In the process and during the implementation of the seminar, we as lecturers also perceived some areas of tension. These related in particular to racism-relevant speech in the seminar and related positioning possibilities. In addition to the safe spaces, some of which students had set up themselves, we therefore offered students the opportunity to withdraw at times or to communicate directly with us as lecturers. 
What role does dealing with racism play in your own professionalisation? Is racism a topic in teacher training, for example? What does it mean to deal with the topic of racism in teaching?
Friederike Dobutowitsch: 
The thematisation and theorisation of racism in university teaching always bears the danger of reproducing racism. One question that concerns me in this context is how theory and (self-)reflection can be combined. And also, how professionalisation-relevant reflection processes can be stimulated and uncertainties made possible at the same time.

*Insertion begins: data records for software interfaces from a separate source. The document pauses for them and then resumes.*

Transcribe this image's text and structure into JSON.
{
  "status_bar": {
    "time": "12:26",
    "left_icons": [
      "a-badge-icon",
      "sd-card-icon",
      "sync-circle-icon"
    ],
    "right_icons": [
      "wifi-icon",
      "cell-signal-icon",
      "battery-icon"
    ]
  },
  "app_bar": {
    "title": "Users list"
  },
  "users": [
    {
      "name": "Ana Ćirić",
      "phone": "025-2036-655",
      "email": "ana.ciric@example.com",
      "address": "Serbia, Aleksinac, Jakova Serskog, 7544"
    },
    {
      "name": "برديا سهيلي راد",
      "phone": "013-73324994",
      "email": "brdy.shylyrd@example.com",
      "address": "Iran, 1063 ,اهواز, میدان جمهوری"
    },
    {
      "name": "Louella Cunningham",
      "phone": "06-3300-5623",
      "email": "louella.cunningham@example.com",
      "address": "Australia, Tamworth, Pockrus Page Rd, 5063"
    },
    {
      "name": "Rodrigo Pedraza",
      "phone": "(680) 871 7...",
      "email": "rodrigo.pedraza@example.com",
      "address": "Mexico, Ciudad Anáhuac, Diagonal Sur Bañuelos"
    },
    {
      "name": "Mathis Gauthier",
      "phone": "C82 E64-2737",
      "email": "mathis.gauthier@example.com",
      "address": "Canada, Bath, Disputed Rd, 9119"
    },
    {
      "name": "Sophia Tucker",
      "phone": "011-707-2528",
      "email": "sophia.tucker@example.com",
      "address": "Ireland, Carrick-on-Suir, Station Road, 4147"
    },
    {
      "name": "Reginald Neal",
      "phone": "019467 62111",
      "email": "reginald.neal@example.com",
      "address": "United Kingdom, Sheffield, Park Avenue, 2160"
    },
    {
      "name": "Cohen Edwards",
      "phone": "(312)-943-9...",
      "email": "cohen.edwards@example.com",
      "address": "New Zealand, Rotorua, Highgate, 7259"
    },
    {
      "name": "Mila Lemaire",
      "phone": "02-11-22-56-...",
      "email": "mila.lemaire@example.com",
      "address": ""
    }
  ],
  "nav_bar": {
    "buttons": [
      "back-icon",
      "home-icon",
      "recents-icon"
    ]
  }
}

Aysun Doğmuş: 
Therefore, we as lecturers are urged to reflect on our initiated teaching/learning settings and to explore possibilities of mediation. In teacher education, racism is a central topic for me, among other things in the examination of migration-societal and postcolonial constellations in schools as educational spaces and possibilities of transforming habitual routines in pedagogical practice. It is important to me to develop analytical tools with (student) teachers that help to decode racism even in seemingly everyday situations. Furthermore, it is central to expand the possibilities of articulation of different actors both in teaching and for future professional practice in order to bring racism to the foreground, to make it discussable and audible. 
Thank you for the conversation!

On 2 June 2022, as part of this year's Diversity Day, a reflection workshop for lecturers will be offered on the topic of "Racism in university teaching" with Dr. Aysun Doğmuş. The workshop in German provides a collaborative reflection space for lecturers. After a dialogical introduction to racism-theoretical understandings and their critical relation to teaching, experiences from teaching practice will be exchanged, reflected on and individually appropriate options for action will be explored on the basis of selected cases. Registration for this workshop is possible via the pages of the teaching service.


Dr. Aysun Doğmuş
Dr. Friederike Dobutowitsch